In October, Ethiopia’s Nobel peace prize-winning prime minister, Abiy Ahmed, rejected what he said was war-mongering by Egypt, stating that “no force could stop Ethiopia from building a dam”.
Sudan, through which the Nile also passes expects to buy electricity from the dam, which would also partially mitigate flooding from the River Nile.
Prior to the latest round of talks, the two countries were not seeing eye to eye with Egypt demanding that the dam be filled over a longer time with a uniform volume of water being excised annually.
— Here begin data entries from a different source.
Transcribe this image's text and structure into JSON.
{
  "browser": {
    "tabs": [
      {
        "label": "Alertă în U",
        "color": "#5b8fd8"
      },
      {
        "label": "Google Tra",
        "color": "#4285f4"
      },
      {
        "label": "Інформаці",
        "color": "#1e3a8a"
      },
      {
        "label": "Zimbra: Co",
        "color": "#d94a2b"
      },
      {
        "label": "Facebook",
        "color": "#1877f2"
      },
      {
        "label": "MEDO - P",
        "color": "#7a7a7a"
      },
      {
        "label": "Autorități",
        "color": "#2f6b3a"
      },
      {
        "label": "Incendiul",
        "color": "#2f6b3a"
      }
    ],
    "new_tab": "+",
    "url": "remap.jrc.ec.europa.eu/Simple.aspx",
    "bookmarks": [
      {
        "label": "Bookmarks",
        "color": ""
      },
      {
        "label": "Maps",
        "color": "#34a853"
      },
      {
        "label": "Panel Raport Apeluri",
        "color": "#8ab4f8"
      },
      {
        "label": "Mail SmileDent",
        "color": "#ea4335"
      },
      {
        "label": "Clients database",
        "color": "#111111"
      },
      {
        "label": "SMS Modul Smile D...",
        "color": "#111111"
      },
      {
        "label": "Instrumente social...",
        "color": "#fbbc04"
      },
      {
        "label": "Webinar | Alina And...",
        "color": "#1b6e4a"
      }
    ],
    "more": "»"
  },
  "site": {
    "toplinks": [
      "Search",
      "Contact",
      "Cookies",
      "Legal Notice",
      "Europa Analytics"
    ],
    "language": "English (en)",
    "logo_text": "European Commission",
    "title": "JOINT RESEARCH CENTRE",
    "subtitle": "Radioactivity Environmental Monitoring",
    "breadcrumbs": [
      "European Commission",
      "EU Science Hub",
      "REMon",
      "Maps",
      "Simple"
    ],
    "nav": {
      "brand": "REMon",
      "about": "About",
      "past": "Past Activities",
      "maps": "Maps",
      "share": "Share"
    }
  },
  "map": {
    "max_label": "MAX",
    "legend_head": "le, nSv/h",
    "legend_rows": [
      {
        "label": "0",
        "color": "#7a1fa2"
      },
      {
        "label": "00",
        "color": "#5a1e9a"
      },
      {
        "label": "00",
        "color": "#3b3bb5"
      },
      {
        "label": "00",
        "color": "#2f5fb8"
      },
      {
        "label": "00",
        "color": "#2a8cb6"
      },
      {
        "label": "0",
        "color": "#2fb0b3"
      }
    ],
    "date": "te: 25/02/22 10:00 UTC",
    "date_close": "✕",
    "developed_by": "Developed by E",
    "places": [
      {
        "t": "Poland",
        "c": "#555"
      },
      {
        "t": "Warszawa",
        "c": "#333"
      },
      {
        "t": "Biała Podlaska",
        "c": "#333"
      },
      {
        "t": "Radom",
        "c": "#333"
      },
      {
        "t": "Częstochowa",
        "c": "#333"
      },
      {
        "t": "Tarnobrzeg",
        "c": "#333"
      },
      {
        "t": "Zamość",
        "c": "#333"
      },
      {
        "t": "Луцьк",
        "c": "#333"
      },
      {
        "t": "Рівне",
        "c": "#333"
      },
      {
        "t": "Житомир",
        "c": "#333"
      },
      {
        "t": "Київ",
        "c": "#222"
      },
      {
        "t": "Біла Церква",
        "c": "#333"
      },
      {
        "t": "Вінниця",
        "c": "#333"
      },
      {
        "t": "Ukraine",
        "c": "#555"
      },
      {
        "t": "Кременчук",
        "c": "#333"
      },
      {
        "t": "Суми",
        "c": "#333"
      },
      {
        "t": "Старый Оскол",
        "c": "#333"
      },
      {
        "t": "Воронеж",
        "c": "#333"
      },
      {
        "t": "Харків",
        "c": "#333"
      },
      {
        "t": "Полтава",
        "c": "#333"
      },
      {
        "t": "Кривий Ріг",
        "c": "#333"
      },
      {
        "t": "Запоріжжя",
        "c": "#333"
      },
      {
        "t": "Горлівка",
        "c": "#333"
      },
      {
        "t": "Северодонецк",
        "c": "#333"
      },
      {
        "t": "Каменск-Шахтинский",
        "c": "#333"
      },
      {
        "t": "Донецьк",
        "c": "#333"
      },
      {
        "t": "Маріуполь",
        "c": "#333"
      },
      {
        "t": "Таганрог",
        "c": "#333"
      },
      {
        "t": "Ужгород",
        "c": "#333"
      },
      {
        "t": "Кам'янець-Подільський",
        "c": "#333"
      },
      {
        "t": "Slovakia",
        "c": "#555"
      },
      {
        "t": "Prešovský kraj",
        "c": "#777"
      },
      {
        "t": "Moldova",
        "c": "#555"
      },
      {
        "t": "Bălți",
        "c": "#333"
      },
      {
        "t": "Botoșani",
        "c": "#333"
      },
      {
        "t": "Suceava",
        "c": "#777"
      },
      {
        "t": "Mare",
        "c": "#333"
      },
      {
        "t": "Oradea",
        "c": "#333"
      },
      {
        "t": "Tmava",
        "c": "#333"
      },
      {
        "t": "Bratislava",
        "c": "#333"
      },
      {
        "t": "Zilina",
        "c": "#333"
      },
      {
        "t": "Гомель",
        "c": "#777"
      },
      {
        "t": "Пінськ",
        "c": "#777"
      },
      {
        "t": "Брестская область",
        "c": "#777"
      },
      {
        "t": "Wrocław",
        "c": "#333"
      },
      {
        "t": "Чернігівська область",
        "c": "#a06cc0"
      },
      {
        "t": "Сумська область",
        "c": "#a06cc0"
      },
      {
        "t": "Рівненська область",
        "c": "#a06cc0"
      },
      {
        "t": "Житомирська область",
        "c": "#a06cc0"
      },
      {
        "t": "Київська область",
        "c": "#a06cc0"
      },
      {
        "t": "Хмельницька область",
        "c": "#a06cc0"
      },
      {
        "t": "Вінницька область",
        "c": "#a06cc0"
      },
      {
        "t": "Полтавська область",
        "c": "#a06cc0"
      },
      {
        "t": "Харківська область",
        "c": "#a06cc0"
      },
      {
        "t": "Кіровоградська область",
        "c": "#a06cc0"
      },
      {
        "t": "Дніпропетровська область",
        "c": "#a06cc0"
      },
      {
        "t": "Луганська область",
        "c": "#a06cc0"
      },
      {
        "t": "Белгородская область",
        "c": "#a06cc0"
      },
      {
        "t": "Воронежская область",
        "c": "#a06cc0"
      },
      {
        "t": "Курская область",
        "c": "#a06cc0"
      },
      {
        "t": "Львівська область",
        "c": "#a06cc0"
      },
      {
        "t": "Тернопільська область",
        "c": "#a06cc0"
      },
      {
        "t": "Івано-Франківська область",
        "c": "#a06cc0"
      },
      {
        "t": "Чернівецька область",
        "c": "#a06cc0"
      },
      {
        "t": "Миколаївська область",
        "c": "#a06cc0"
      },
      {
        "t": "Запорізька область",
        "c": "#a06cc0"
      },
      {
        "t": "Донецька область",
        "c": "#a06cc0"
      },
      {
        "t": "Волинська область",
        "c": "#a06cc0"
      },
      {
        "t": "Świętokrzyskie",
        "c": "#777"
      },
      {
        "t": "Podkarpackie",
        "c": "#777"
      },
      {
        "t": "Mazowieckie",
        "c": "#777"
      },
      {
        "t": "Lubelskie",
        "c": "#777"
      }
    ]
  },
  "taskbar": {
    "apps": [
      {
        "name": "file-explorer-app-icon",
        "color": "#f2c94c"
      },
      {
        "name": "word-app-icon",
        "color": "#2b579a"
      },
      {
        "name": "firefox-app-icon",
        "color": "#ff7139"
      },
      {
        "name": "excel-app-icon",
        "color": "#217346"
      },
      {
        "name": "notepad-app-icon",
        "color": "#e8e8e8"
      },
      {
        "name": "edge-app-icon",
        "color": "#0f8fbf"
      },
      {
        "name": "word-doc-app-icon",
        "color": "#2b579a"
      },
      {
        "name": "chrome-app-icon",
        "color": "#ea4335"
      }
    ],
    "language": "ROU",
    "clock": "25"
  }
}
On the other hand Ethiopia was pushing to have the dam filled up in three years fearing the $4 billion dam would have huge developmental costs if it does not come to full operation sooner.
Ethiopia’s water, irrigation and energy minister Seleshi Bekele said Addis Ababa was now working to have the dam filled over four to seven years.
Mr Bekele said the three countries were targeting to distribute the Nile River water properly through joint action.
"The world is waiting for us to end the crisis," Bekele said.
Egypt requires a guaranteed 40 billion cubic meters of Nile water a year.
"We are facing a real opportunity to achieve tangible progress in the Renaissance Dam negotiations," Egyptian Water Resources Minister Mohamed Abdel-Ati said at a joint press conference before the talks started on Monday.
Sudanese Irrigation Minister Yassir Abbas said that the talks focused on technical issues related to the dam with a view to address concerns of all parties.
“We have had talks and are on the right track,” Mr Abbas said, adding that the countries were also exploring opportunities for broader co-operation between them as well.